◆ EXERCISE AIM: Reproduce, without alteration, every line of the data; exclude the images.

----------------

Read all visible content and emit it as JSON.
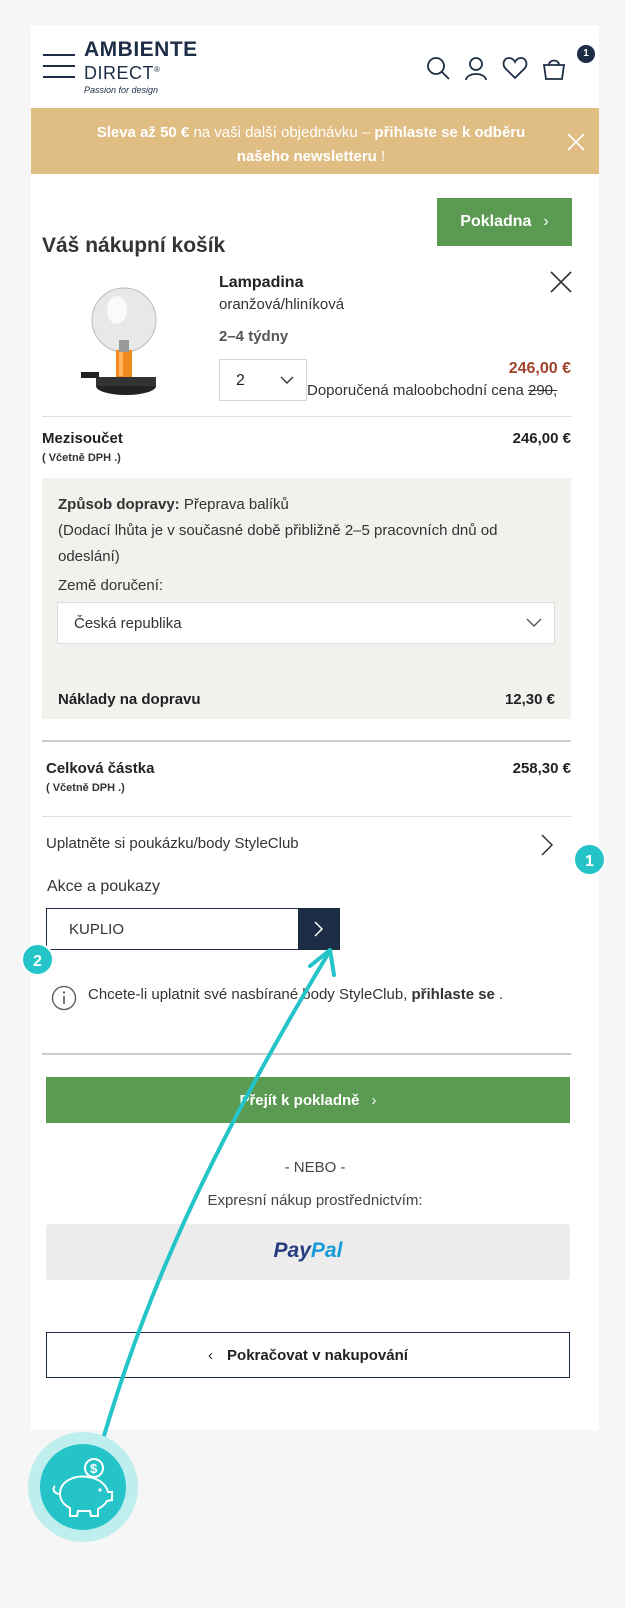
{
  "header": {
    "logo_line1": "AMBIENTE",
    "logo_line2": "DIRECT",
    "logo_reg": "®",
    "logo_tagline": "Passion for design",
    "cart_count": "1"
  },
  "banner": {
    "part1": "Sleva až 50 €",
    "part2": " na vaši další objednávku – ",
    "part3": "přihlaste se k odběru našeho newsletteru",
    "part4": " !"
  },
  "cart": {
    "title": "Váš nákupní košík",
    "checkout_label": "Pokladna"
  },
  "product": {
    "name": "Lampadina",
    "variant": "oranžová/hliníková",
    "delivery": "2–4 týdny",
    "quantity": "2",
    "price": "246,00 €",
    "rrp_label": "Doporučená maloobchodní cena ",
    "rrp_value": "290,"
  },
  "subtotal": {
    "label": "Mezisoučet",
    "vat": "( Včetně DPH .)",
    "value": "246,00 €"
  },
  "shipping": {
    "method_label": "Způsob dopravy:",
    "method_value": " Přeprava balíků",
    "method_note": "(Dodací lhůta je v současné době přibližně 2–5 pracovních dnů od odeslání)",
    "country_label": "Země doručení:",
    "country_value": "Česká republika",
    "cost_label": "Náklady na dopravu",
    "cost_value": "12,30 €"
  },
  "total": {
    "label": "Celková částka",
    "vat": "( Včetně DPH .)",
    "value": "258,30 €"
  },
  "voucher": {
    "link_label": "Uplatněte si poukázku/body StyleClub",
    "promo_label": "Akce a poukazy",
    "promo_value": "KUPLIO"
  },
  "info": {
    "text": "Chcete-li uplatnit své nasbírané body StyleClub, ",
    "link": "přihlaste se",
    "after": " ."
  },
  "checkout": {
    "main_label": "Přejít k pokladně",
    "or_label": "- NEBO -",
    "express_label": "Expresní nákup prostřednictvím:",
    "paypal_pay": "Pay",
    "paypal_pal": "Pal",
    "continue_label": "Pokračovat v nakupování"
  },
  "annotations": {
    "marker1": "1",
    "marker2": "2",
    "accent_color": "#25c4c8"
  },
  "colors": {
    "brand_navy": "#1d2d45",
    "green": "#5b9a53",
    "banner": "#e0bd83",
    "price_red": "#a0422b"
  }
}
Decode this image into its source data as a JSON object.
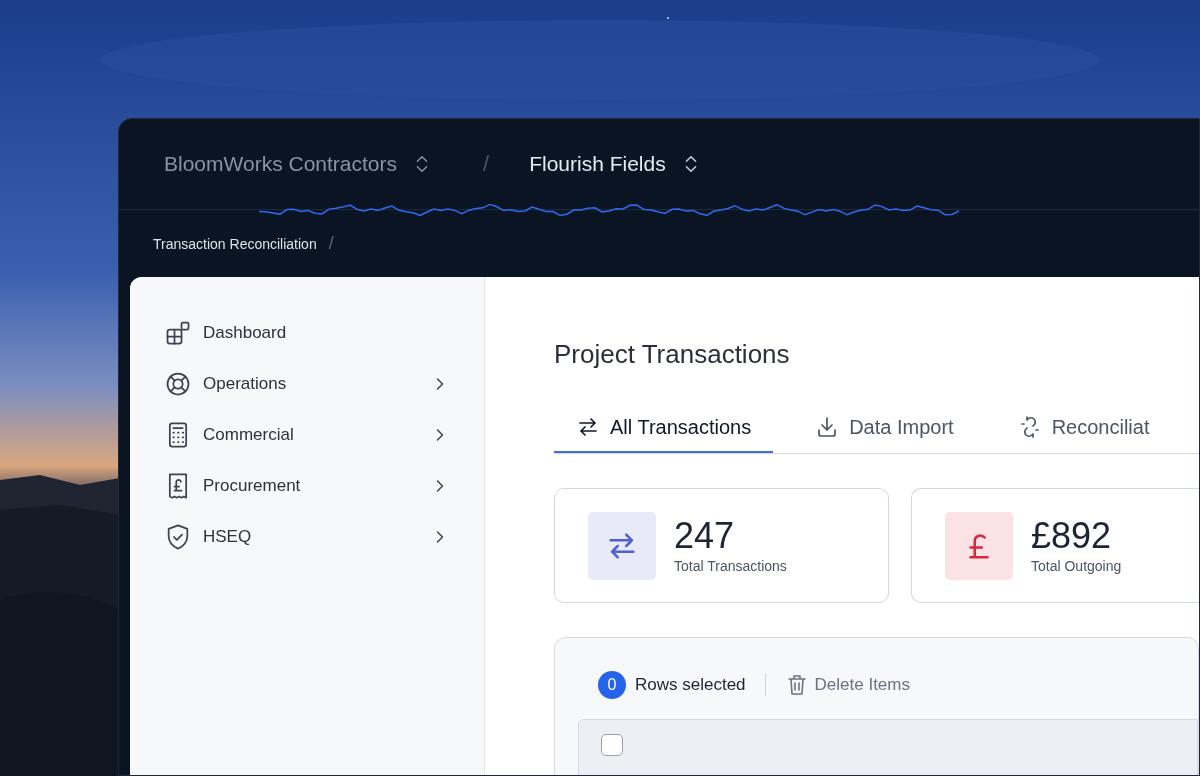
{
  "header": {
    "breadcrumbs": [
      {
        "label": "BloomWorks Contractors",
        "selected": false
      },
      {
        "label": "Flourish Fields",
        "selected": true
      }
    ],
    "separator": "/"
  },
  "sub_breadcrumb": {
    "label": "Transaction Reconciliation",
    "separator": "/"
  },
  "sidebar": {
    "items": [
      {
        "label": "Dashboard",
        "kind": "dashboard",
        "expandable": false
      },
      {
        "label": "Operations",
        "kind": "lifebuoy",
        "expandable": true
      },
      {
        "label": "Commercial",
        "kind": "calculator",
        "expandable": true
      },
      {
        "label": "Procurement",
        "kind": "receipt",
        "expandable": true
      },
      {
        "label": "HSEQ",
        "kind": "shield",
        "expandable": true
      }
    ]
  },
  "page_title": "Project Transactions",
  "tabs": [
    {
      "label": "All Transactions",
      "kind": "arrows",
      "selected": true
    },
    {
      "label": "Data Import",
      "kind": "download",
      "selected": false
    },
    {
      "label": "Reconciliat",
      "kind": "unlink",
      "selected": false
    }
  ],
  "stats": [
    {
      "value": "247",
      "label": "Total Transactions",
      "kind": "arrows",
      "color": "#4f5fd8"
    },
    {
      "value": "£892",
      "label": "Total Outgoing",
      "kind": "pound",
      "color": "#d6293e"
    }
  ],
  "table": {
    "selected_count": "0",
    "selected_label": "Rows selected",
    "delete_button": {
      "label": "Delete Items",
      "disabled": true
    },
    "header_checkbox": {
      "checked": false
    }
  }
}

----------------

◆ ANSWER:
Read all visible content and emit it as JSON.
{
  "header": {
    "logo_line1": "AMBIENTE",
    "logo_line2": "DIRECT",
    "logo_reg": "®",
    "logo_tagline": "Passion for design",
    "cart_count": "1"
  },
  "banner": {
    "part1": "Sleva až 50 €",
    "part2": " na vaši další objednávku – ",
    "part3": "přihlaste se k odběru našeho newsletteru",
    "part4": " !"
  },
  "cart": {
    "title": "Váš nákupní košík",
    "checkout_label": "Pokladna"
  },
  "product": {
    "name": "Lampadina",
    "variant": "oranžová/hliníková",
    "delivery": "2–4 týdny",
    "quantity": "2",
    "price": "246,00 €",
    "rrp_label": "Doporučená maloobchodní cena ",
    "rrp_value": "290,"
  },
  "subtotal": {
    "label": "Mezisoučet",
    "vat": "( Včetně DPH .)",
    "value": "246,00 €"
  },
  "shipping": {
    "method_label": "Způsob dopravy:",
    "method_value": " Přeprava balíků",
    "method_note": "(Dodací lhůta je v současné době přibližně 2–5 pracovních dnů od odeslání)",
    "country_label": "Země doručení:",
    "country_value": "Česká republika",
    "cost_label": "Náklady na dopravu",
    "cost_value": "12,30 €"
  },
  "total": {
    "label": "Celková částka",
    "vat": "( Včetně DPH .)",
    "value": "258,30 €"
  },
  "voucher": {
    "link_label": "Uplatněte si poukázku/body StyleClub",
    "promo_label": "Akce a poukazy",
    "promo_value": "KUPLIO"
  },
  "info": {
    "text": "Chcete-li uplatnit své nasbírané body StyleClub, ",
    "link": "přihlaste se",
    "after": " ."
  },
  "checkout": {
    "main_label": "Přejít k pokladně",
    "or_label": "- NEBO -",
    "express_label": "Expresní nákup prostřednictvím:",
    "paypal_pay": "Pay",
    "paypal_pal": "Pal",
    "continue_label": "Pokračovat v nakupování"
  },
  "annotations": {
    "marker1": "1",
    "marker2": "2",
    "accent_color": "#25c4c8"
  },
  "colors": {
    "brand_navy": "#1d2d45",
    "green": "#5b9a53",
    "banner": "#e0bd83",
    "price_red": "#a0422b"
  }
}
Decode this image into its source data as a JSON object.
{
  "header": {
    "breadcrumbs": [
      {
        "label": "BloomWorks Contractors",
        "selected": false
      },
      {
        "label": "Flourish Fields",
        "selected": true
      }
    ],
    "separator": "/"
  },
  "sub_breadcrumb": {
    "label": "Transaction Reconciliation",
    "separator": "/"
  },
  "sidebar": {
    "items": [
      {
        "label": "Dashboard",
        "kind": "dashboard",
        "expandable": false
      },
      {
        "label": "Operations",
        "kind": "lifebuoy",
        "expandable": true
      },
      {
        "label": "Commercial",
        "kind": "calculator",
        "expandable": true
      },
      {
        "label": "Procurement",
        "kind": "receipt",
        "expandable": true
      },
      {
        "label": "HSEQ",
        "kind": "shield",
        "expandable": true
      }
    ]
  },
  "page_title": "Project Transactions",
  "tabs": [
    {
      "label": "All Transactions",
      "kind": "arrows",
      "selected": true
    },
    {
      "label": "Data Import",
      "kind": "download",
      "selected": false
    },
    {
      "label": "Reconciliat",
      "kind": "unlink",
      "selected": false
    }
  ],
  "stats": [
    {
      "value": "247",
      "label": "Total Transactions",
      "kind": "arrows",
      "color": "#4f5fd8"
    },
    {
      "value": "£892",
      "label": "Total Outgoing",
      "kind": "pound",
      "color": "#d6293e"
    }
  ],
  "table": {
    "selected_count": "0",
    "selected_label": "Rows selected",
    "delete_button": {
      "label": "Delete Items",
      "disabled": true
    },
    "header_checkbox": {
      "checked": false
    }
  }
}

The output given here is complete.